Therefore, it is important the implementation of tools for the prevention, control, and eradication of infectious disease and the preservation of human, animal, and environmental health. For example, finfish farmers generally use strategies such as cleaning and disinfecting, health inspections to ensure pathogen-free stock, and immunisations. Biosecurity must be an important part of day-today aquaculture operations as well as national and regional planning and regulation, with prevention of disease introduction as primary objective (Lee, 2003).

Offshore fish farming and local fisheries

From an integrated coastal zone management perspective, incorporation of aquaculture into coastal space, so that ecological holding capacities are not exceeded, requires ecological-based management of the interaction of ecological impacts of aquaculture with those of other coastal users, as fishers, particularly concerning habitat modification and species populations that are important to fisheries. Using economical models, an ecological effect of aquaculture on the wild fish population, affecting either the habitat’s carrying capacity for a fish stock or the intrinsic growth rate of that fish stock is predicted. But also aquaculture affects fishing operations, technically by affecting the catchability coefficient of the harvest function (Mikkelsen, 2007).

FADs have been exploited by fishermen in many areas and, in these sense, fish farm can be used as fishery enhancement tools (Kinsgford, 1999). The effect of attraction seems to be higher around farms than around traditional FADs due to the availability of food, with up to 2800 times more wild fish in their immediate vicinity compared to areas without farms. A single Mediterranean sea-cage farm covering a sea surface area of just one hectare may have up to 40 tons of wild fish beneath it (Dempster et al., 2004).

Machias et al. (2006) estimated the effects of fish-farming on local landings in five regions of the Aegean and Ionian Seas (eastern Mediterranean basin) using data from time series of landings, fish farming production, fishing fleet, temperature and rainfall (1984–2001). Results suggested that increased fish-farming activity in enclosed, oligotrophic areas could imply an increase in fisheries landings.
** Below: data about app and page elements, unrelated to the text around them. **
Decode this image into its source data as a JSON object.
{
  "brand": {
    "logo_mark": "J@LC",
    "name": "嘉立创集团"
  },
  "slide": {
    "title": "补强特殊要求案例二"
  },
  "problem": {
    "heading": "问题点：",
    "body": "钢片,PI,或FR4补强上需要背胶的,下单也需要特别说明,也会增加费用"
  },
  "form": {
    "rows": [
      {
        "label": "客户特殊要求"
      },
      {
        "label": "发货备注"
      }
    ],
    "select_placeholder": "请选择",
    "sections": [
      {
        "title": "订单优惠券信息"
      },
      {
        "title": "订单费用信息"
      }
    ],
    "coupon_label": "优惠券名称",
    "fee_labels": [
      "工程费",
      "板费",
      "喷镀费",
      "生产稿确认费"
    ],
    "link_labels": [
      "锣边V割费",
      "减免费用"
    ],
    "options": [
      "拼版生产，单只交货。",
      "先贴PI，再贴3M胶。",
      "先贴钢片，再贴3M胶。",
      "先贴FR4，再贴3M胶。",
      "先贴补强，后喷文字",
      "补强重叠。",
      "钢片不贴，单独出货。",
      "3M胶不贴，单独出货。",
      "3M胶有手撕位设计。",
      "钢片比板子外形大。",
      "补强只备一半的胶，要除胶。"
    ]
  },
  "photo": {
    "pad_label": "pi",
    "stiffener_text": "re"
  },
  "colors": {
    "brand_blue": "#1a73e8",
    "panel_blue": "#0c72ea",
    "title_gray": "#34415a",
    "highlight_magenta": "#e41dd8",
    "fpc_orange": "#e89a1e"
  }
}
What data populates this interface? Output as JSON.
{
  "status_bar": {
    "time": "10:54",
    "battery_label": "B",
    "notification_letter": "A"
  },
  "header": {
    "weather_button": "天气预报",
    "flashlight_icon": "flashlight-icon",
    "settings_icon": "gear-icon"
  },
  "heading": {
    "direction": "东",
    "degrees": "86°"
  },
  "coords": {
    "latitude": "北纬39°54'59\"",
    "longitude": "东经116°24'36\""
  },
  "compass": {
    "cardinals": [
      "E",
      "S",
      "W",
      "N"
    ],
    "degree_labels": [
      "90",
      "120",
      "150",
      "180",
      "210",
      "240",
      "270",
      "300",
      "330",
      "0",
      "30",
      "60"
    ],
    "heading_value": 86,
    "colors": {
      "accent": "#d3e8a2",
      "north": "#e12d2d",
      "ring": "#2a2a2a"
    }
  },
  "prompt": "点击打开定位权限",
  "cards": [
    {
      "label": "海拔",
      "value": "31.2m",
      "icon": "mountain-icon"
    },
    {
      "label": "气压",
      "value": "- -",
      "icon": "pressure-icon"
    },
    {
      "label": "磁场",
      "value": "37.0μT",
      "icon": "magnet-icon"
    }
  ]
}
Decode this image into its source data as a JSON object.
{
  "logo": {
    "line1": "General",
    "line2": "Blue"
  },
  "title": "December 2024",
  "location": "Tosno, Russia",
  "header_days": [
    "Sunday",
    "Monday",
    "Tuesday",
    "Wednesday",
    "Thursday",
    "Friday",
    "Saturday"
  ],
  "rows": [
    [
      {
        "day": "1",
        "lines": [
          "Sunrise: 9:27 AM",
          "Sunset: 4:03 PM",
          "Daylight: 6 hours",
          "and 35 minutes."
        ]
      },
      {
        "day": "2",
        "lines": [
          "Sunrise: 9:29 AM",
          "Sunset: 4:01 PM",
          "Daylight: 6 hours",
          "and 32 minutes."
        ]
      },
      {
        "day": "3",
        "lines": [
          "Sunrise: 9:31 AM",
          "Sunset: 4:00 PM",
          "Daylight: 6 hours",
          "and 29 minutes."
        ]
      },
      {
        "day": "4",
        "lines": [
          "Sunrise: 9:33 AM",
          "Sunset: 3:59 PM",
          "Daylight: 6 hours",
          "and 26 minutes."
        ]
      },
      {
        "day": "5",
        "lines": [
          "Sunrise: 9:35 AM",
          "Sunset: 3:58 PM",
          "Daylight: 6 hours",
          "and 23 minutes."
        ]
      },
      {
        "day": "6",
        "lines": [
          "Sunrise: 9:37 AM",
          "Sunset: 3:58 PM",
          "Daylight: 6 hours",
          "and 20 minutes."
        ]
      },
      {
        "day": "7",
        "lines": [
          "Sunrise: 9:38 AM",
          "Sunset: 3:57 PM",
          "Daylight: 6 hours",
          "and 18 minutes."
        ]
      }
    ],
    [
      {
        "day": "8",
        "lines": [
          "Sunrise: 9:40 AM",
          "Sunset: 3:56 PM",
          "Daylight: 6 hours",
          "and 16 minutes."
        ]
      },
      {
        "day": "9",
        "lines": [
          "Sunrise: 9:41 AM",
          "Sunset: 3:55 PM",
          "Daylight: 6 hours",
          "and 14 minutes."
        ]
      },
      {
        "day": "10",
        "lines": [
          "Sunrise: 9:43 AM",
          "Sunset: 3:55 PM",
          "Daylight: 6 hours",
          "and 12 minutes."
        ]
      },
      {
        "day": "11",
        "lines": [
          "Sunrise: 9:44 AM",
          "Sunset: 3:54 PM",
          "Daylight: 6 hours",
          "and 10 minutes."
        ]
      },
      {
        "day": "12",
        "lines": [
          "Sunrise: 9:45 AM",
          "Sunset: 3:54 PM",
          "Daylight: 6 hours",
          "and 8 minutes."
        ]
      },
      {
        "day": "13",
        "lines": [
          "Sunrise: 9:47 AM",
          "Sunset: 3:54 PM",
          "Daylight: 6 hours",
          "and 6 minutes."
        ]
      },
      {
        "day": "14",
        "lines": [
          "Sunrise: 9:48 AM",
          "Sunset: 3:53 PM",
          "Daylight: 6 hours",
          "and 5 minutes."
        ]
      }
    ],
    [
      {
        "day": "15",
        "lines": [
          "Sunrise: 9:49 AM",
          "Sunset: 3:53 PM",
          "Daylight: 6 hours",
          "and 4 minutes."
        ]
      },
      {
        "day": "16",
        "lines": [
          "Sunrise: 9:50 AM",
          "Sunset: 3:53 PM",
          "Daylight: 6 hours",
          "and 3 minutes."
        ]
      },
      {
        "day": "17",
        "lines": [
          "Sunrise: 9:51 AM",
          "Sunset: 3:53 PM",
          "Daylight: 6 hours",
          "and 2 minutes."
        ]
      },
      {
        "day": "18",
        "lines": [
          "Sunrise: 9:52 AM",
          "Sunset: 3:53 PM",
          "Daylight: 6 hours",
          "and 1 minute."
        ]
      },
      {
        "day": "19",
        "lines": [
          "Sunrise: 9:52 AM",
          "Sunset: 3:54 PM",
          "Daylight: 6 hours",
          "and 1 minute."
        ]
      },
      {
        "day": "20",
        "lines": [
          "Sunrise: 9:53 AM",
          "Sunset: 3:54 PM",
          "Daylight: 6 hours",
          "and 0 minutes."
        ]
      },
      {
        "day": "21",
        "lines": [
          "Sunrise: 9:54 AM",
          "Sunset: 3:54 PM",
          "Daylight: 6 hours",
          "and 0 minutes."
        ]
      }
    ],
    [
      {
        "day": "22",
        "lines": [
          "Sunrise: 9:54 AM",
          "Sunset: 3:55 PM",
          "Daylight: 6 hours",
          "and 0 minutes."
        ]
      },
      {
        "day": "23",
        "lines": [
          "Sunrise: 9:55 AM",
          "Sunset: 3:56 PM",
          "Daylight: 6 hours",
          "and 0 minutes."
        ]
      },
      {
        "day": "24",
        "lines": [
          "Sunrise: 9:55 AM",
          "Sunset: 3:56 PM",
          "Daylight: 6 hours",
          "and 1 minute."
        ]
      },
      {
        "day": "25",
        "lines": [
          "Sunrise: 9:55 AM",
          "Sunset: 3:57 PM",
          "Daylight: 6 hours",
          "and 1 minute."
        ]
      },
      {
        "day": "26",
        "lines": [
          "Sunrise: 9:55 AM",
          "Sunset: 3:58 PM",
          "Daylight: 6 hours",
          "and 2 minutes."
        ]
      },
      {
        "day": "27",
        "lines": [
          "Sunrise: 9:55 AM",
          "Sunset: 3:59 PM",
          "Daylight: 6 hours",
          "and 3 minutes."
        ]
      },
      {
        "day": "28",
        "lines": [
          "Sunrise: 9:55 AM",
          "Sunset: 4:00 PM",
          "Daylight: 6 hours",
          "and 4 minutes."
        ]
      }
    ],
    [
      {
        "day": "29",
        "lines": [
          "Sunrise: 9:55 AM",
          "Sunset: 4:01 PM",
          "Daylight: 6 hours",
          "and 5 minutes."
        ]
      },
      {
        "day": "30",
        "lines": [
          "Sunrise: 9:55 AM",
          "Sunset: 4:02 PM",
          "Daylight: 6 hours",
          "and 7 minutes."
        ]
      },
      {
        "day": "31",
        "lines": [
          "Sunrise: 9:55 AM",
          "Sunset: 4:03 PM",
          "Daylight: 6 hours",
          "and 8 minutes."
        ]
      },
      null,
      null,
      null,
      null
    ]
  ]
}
Pilot projects, using specific types of gear, have been developed for combined fish farming and fishing at the same area (Akyol and Ertosluk, 2009), trying to integrated both activities and avoid conflicts.

In Spain, increased fishing pressure, both commercial and recreational around the farms has been noticed, particularly through the escalating deployment of gillnets and purse seines around farms, capturing large quantities of wild fish when they move away from the farm, seasonally migrate or escapees. From local fish markets, several captures have been identified as aggregated to fish farms using fatty acid profiles as indicator (Fernandez-Jover et al., 2007). Fish farms seem to act as marine protected areas, but in a smaller scale, exporting biomass of exploited species (Forcada et al., 2009).

Settlement of larvae around fish farm facilities is actually shown (Fernandez-Jover et al., 2009) but future studies are necessary to understand the capacity of these facilities to enhance reproduction of aggregated wild fish and promoting nursery areas. If restrictions on fishing are applied within farm leasehold areas, it has been suggest that coastal sea-cage fish farms may act as small (up to 160 000 m2) pelagic marine protected areas (MPAs; Dempster et al., 2006).

In conclusion, coastal aquaculture activity directly affects coastal wild fish population working as a super FAD, with a significant input of outer food and, indirectly, can impinge on the local fisheries at a scale of km’s. Therefore, sea-cage aquaculture should be taken into account in fisheries management as they may affect the natural production and recruitment of a range of species.

September 2010